(Records shown begins)

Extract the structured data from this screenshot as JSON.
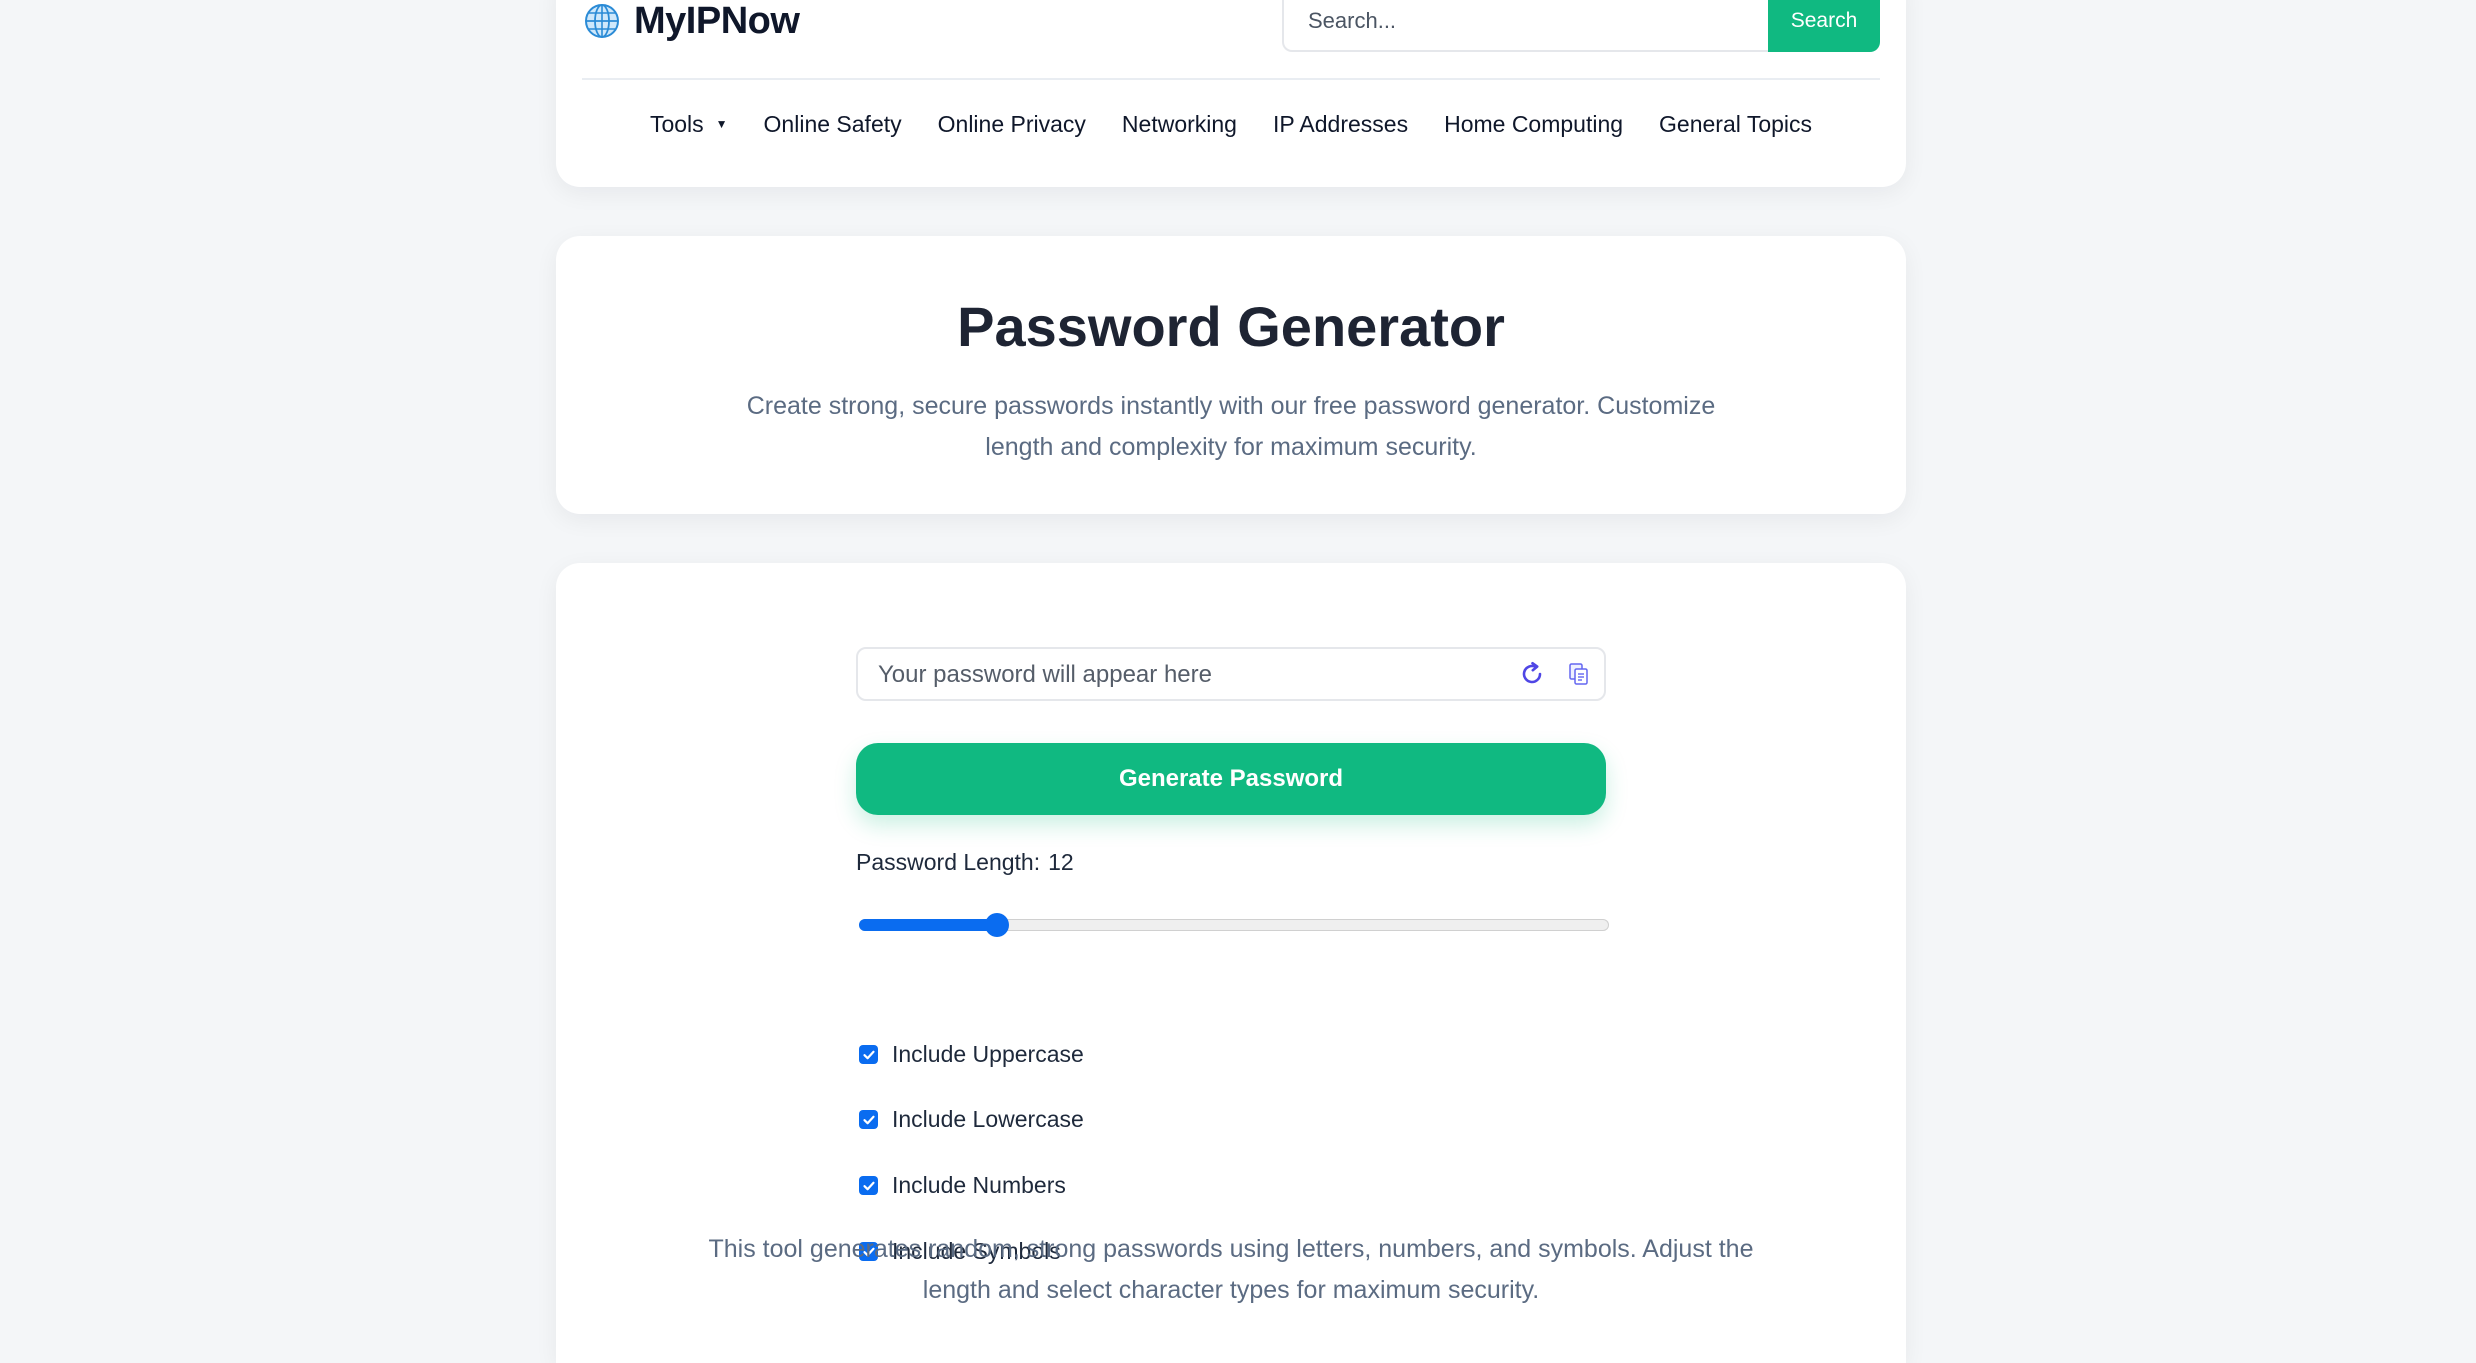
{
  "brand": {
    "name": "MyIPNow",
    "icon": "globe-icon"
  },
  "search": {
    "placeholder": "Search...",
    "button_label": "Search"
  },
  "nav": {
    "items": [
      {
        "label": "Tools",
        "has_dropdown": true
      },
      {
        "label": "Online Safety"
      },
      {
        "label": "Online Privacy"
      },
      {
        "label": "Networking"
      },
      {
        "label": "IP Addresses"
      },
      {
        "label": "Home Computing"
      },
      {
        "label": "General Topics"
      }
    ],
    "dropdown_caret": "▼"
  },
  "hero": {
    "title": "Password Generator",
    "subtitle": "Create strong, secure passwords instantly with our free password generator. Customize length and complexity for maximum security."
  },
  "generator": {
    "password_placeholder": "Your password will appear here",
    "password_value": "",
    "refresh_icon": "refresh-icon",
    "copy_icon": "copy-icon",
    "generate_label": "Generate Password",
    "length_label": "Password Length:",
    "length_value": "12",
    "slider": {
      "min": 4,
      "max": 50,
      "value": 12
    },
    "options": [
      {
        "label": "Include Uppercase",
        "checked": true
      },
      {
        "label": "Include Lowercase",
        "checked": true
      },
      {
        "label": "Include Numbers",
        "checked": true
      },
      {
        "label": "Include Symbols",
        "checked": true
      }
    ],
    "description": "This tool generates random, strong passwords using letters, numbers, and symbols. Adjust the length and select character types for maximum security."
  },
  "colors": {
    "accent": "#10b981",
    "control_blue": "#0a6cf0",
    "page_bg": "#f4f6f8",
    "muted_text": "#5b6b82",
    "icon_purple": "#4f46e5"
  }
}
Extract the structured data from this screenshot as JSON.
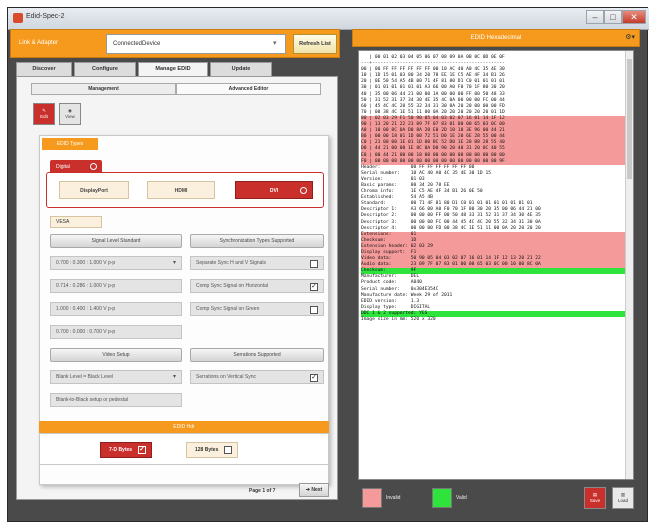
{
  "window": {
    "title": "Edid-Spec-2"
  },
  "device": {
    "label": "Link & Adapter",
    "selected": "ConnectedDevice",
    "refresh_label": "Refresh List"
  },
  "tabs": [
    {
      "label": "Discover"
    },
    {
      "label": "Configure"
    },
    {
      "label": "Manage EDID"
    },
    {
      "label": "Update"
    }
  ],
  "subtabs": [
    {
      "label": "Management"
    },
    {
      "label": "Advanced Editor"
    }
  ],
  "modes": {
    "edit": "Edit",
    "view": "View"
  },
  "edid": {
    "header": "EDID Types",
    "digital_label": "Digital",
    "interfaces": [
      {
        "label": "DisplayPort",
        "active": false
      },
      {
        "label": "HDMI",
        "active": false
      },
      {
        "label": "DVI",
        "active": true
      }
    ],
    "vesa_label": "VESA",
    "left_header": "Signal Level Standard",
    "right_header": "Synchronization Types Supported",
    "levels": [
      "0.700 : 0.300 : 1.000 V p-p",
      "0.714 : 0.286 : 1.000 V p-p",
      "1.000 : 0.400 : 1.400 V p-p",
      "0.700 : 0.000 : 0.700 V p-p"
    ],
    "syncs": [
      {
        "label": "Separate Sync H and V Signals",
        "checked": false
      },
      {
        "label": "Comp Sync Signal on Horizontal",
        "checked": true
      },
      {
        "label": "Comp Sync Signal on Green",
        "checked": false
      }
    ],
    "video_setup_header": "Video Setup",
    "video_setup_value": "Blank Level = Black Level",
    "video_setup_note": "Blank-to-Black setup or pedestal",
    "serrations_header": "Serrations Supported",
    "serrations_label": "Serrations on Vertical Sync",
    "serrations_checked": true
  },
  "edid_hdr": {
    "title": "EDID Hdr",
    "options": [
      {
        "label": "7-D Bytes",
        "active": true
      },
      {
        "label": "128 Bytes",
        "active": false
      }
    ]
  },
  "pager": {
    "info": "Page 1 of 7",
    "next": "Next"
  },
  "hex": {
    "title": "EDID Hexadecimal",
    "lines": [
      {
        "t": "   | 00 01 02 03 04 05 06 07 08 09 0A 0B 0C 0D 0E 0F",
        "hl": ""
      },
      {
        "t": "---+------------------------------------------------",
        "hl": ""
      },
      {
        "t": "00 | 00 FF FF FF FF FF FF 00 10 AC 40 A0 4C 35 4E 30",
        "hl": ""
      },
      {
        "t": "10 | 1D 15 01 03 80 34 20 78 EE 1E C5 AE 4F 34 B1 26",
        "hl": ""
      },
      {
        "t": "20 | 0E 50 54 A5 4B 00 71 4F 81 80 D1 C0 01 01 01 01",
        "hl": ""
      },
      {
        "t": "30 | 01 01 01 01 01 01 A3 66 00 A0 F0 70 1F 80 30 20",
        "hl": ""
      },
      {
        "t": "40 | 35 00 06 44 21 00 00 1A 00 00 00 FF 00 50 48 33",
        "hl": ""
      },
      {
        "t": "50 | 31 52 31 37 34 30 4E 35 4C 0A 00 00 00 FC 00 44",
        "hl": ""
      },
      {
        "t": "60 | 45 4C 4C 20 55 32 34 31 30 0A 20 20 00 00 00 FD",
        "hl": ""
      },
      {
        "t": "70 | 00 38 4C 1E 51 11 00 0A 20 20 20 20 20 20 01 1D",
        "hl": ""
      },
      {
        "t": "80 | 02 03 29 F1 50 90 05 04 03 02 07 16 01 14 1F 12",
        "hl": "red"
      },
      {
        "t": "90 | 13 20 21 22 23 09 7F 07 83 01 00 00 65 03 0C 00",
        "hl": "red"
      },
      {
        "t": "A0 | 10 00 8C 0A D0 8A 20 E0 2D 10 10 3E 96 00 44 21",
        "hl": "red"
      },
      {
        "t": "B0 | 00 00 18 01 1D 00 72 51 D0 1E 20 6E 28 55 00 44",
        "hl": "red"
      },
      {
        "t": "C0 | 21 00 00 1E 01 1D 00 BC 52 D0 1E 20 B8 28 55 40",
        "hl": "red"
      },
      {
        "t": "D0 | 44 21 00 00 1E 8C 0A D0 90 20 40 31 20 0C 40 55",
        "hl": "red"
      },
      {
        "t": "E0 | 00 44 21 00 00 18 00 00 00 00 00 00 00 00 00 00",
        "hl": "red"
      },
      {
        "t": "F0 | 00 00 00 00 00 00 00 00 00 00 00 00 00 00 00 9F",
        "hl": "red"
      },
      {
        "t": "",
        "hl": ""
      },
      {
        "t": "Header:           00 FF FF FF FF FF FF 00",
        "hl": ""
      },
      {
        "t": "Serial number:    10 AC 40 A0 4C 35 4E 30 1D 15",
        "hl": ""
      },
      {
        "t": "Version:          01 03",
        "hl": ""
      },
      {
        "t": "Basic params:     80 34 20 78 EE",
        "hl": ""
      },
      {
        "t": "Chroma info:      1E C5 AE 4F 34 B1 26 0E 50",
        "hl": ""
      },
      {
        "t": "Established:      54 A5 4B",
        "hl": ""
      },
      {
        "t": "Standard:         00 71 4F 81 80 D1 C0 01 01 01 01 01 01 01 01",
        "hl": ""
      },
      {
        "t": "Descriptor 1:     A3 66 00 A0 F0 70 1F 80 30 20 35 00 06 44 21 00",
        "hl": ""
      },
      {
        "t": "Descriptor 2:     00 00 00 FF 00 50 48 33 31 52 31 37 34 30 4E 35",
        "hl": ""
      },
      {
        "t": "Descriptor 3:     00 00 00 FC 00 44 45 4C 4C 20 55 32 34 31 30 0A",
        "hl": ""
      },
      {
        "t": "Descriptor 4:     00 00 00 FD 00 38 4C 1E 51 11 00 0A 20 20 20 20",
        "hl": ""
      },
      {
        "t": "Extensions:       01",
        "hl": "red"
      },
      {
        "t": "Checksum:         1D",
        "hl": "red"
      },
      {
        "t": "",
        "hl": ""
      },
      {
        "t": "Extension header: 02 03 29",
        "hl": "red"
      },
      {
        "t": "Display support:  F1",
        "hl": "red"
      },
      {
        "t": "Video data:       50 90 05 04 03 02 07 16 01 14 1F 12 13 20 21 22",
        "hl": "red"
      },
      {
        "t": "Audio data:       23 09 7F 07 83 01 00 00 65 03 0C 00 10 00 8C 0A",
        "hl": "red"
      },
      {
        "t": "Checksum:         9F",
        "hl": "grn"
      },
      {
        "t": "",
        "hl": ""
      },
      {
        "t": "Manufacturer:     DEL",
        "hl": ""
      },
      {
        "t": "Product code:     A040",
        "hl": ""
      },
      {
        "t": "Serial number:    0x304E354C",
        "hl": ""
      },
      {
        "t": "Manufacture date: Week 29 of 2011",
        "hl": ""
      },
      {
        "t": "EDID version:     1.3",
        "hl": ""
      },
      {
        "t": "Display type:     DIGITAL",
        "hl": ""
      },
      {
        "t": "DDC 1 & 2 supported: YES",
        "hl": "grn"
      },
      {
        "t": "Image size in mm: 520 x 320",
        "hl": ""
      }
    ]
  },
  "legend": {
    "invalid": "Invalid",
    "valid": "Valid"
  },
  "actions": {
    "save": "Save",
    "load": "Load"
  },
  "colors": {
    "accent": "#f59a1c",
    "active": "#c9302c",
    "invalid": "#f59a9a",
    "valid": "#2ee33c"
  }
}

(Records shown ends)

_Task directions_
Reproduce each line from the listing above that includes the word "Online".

_Answer to the problem_
        "label": "Online Safety"
        "label": "Online Privacy"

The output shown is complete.